Entries taken from a collection
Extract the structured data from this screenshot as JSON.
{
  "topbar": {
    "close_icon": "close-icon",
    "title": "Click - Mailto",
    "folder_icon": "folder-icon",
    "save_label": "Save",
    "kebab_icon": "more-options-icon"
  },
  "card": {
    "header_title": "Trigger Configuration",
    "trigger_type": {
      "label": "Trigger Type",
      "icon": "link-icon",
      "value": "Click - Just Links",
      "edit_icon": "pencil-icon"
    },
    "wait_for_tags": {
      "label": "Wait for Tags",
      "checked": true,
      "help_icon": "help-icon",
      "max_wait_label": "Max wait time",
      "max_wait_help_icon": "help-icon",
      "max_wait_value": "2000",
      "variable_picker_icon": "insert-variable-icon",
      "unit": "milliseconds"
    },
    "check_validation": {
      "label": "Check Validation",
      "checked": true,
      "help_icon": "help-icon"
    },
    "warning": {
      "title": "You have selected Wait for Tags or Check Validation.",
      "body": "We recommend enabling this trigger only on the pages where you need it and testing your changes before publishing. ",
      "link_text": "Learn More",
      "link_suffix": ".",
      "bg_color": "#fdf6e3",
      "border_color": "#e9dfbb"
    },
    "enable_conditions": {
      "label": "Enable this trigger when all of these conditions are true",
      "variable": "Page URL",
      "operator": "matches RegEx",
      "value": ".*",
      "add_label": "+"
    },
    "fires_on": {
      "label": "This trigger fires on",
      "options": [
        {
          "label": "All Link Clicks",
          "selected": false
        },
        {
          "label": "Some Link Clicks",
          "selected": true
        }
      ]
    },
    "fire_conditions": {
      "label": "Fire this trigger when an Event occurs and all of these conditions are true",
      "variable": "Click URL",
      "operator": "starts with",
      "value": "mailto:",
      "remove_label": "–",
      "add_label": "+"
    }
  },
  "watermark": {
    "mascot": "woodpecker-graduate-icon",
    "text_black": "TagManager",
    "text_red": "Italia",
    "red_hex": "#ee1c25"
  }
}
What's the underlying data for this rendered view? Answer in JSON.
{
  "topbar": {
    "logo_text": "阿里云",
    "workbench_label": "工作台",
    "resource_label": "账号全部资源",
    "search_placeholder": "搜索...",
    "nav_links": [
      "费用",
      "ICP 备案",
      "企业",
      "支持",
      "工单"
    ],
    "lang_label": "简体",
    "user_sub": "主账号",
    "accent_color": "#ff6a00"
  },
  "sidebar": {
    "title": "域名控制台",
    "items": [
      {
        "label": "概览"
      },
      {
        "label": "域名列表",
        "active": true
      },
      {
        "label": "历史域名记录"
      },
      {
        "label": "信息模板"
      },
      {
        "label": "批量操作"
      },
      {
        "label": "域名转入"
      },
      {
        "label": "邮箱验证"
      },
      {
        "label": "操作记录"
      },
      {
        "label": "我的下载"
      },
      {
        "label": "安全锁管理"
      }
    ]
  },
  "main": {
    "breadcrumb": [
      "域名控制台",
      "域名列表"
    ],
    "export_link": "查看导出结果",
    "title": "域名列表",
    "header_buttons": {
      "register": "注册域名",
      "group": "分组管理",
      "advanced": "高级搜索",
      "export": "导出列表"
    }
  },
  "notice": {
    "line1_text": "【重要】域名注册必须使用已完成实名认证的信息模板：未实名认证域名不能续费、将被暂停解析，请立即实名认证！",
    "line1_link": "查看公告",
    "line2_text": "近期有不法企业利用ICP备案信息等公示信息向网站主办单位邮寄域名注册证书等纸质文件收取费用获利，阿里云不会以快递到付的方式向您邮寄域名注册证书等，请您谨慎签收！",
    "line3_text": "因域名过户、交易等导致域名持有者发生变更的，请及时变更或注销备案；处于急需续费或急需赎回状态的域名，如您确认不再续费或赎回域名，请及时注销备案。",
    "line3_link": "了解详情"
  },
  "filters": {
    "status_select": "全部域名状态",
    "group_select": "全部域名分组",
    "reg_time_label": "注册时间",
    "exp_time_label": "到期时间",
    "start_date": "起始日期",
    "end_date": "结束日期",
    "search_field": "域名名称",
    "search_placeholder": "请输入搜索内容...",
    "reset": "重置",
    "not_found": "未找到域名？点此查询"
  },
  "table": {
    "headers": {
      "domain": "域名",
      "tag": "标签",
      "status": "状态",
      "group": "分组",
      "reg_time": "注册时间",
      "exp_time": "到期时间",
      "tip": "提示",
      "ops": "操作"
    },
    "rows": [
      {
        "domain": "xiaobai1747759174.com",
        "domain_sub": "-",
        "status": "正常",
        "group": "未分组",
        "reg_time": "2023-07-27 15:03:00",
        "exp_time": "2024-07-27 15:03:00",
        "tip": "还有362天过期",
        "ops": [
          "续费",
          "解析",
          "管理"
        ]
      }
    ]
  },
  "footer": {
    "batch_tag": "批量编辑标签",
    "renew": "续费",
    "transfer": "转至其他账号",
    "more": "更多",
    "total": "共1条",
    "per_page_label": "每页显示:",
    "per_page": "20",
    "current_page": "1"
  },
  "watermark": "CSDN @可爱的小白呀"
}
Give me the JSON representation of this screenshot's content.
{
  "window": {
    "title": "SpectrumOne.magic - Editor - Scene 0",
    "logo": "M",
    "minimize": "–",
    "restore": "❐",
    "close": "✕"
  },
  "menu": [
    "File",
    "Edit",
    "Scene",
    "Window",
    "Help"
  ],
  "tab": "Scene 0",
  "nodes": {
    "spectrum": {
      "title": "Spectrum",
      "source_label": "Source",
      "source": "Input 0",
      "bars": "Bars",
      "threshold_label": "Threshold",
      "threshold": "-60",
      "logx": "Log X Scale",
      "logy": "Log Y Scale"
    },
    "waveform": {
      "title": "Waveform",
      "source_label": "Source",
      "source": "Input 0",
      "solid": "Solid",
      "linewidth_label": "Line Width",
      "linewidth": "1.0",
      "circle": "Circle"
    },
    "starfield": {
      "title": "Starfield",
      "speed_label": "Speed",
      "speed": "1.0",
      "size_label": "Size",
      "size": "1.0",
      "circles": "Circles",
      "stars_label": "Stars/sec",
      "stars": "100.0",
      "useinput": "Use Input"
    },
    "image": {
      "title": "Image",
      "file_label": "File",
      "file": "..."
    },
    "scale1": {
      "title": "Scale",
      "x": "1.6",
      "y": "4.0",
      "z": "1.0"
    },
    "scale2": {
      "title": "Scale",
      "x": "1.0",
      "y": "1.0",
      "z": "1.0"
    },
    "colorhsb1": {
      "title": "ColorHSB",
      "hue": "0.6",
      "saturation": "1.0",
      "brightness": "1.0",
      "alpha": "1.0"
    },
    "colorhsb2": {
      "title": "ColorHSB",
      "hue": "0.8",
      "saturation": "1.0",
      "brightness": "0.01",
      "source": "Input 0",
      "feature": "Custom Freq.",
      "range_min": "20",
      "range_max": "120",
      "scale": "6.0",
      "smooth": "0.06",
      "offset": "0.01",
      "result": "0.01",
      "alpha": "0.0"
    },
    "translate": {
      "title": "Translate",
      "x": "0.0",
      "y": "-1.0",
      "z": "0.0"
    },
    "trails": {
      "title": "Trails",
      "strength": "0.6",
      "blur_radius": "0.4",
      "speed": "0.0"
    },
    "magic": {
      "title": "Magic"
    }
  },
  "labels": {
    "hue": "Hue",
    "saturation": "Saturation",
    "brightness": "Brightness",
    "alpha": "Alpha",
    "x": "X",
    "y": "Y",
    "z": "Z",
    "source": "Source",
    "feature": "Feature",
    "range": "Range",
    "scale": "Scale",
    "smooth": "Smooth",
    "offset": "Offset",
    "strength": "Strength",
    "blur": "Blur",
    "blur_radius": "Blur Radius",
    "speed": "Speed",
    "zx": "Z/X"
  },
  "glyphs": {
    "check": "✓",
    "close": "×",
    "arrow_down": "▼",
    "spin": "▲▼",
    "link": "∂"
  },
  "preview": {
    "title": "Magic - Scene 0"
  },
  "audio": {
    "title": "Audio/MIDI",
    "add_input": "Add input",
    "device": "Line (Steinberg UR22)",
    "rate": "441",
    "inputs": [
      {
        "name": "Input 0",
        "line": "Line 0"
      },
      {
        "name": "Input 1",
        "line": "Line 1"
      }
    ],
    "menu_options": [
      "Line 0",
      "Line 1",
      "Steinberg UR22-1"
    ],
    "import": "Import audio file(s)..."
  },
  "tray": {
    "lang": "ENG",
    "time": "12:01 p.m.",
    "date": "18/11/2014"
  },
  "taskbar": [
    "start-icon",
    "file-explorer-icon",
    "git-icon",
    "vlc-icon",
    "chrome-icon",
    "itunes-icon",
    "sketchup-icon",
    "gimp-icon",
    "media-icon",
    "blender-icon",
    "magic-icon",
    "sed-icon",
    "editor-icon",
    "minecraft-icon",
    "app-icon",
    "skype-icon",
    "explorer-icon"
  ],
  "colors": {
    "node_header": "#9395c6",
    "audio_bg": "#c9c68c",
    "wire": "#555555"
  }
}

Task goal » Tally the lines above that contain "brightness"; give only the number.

Answer section » 3